Prof Peter Hesseling, former professor of Paediatric and Child Health at the Faculty of Medicine and Health Sciences (FMHS), recently became the first African to receive a Lifetime Achievement Award by the International Society of Paediatric Oncology (SIOP).
This award recognises the role the FMHS played in the establishment of a novel footprint in paediatric oncology in Africa, Hesseling says.
“Stellenbosch University (SU) has offered me a lifetime of excellent opportunities as a student, teacher, researcher and manager,” says the retired healthcare veteran.
Hesseling has had a long and distinguished career as a Paediatric Oncologist.
Despite retiring in 2004 he has continued to serve the FMHS on an ad-hoc basis.
“There is simply no good reason to switch off your passion and discontinue the work that you are enjoying,” he says. In his opinion prescribed retirement age should not be a factor.
He does admit that he enjoys being relieved of the stress and responsibilities that come with holding a senior academic position.
“You of course need to create the opportunities to make this possible,” he adds.
In 2003 Hesseling responded to a challenge to assist with the treatment of Burkitt lymphoma in a rural Baptist mission hospital in Cameroon.
Sixteen years later a sustainable, comprehensive and fully funded childhood cancer programme with trained local staff and international collaborators at four Baptist mission hospitals show the fruits of his labour.
“I have since my childhood been interested in plants, animals and the needs of people.”
According to Hesseling, one of his early role models was an uncle who was a lifelong missionary doctor in a Transkei hospital.
Hesseling’s career spans decades. It includes the establishment of a children's haematology and oncology clinic at Tygerberg Hospital in 1974, his appointment as chairman of Paediatrics and Child Health in 1987, establishing the Africa Continental Branch of the International Society of Paediatric Oncology in 1992, and hosting the first international conference of the above society at Stellenbosch in 1994.
He also mentions the development of a low cost, effective and safe treatment schedule for African Burkitt lymphoma in Malawi, Ghana and Cameroon between 1996 and 2008 as major highlight.
Hesseling obtained his PhD entitled The epidemiology of Onyalai in the Kavango territory of Namibia, in 1983.
This experience taught him how to respect different African cultures, and how to execute clinical research in rural Africa he says.
Apart from the SIOP Lifetime Achievement Award in Childhood Cancer in 2019, Hesseling has also received the Francie van Zijl medal (FMHS Annual Academic Day), Frans Oettle Medal (South African Cancer Association), Paul Harris Award (Rotary International), and a merit award in Paediatric Haematology (SA College of Medicine).

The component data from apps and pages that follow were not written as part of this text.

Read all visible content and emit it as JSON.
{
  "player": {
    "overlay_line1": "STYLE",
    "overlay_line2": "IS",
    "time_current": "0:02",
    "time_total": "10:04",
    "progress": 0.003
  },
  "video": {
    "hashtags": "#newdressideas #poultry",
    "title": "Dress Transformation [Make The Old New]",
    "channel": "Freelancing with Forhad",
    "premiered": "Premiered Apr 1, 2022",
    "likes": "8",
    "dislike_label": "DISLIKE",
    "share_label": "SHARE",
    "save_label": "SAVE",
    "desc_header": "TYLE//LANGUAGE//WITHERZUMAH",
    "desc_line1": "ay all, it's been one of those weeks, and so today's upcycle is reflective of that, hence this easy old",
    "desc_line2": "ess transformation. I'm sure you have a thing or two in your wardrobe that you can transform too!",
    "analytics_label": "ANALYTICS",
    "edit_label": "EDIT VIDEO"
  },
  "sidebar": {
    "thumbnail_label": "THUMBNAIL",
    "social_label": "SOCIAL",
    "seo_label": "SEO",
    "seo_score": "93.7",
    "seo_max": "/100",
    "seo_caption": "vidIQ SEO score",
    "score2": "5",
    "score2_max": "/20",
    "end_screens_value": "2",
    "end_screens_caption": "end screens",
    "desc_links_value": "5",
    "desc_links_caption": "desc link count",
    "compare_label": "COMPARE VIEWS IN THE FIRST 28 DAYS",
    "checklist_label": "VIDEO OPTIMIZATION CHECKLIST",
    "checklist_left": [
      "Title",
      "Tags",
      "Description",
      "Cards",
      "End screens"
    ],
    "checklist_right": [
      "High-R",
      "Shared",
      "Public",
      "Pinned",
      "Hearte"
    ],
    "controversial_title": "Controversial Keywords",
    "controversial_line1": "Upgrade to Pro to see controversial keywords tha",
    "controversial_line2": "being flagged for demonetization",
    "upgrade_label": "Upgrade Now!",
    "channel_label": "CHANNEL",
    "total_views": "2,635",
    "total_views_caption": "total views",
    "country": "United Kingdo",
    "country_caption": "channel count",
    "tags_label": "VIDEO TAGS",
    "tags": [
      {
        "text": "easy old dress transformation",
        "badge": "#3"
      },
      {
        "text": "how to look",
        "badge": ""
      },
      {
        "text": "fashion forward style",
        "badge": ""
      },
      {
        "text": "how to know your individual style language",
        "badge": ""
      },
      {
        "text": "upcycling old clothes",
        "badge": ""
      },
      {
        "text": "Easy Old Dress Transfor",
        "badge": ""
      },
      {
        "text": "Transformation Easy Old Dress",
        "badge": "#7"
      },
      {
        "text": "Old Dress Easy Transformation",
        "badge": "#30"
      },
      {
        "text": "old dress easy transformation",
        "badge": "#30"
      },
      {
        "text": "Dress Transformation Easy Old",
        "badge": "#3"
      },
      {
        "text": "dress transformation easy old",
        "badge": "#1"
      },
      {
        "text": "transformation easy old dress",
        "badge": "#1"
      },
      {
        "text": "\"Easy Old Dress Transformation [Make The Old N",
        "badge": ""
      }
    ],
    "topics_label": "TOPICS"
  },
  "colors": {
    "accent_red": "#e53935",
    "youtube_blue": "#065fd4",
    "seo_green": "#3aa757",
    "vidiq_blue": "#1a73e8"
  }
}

He is now an honorary lifetime member of a number of professional societies.
Hesseling is still active in research and holds a National Research Foundation grant.
This award and ongoing research publications, have provided new opportunities for international scientific collaboration.
Responding to what drives him, Hesseling says: “Why am I doing this? What are my real motives? A medical degree offers the holder unique diverse career opportunities.
“You may want to earn lots of money, pursue science, teach, or simply serve mankind. Author Robert Ardry said ‘Every doctor finds his place in the sun’.”
Offering wisdom to the next generation of healthcare pioneers, Hesseling says when graduates obtain their degree, they should be a competent basic physician, but they have had limited exposure to the different disciplines of medicine.
“I think it is useful to spend a few years in a general hospital to discover what you like doing best, before considering further studies. I recommend a complete change of scenery from your teaching hospital.
“You will have the largest impact on health if you serve communities with the largest need. I hope you will all find your place in the sun, and hopefully in Africa.”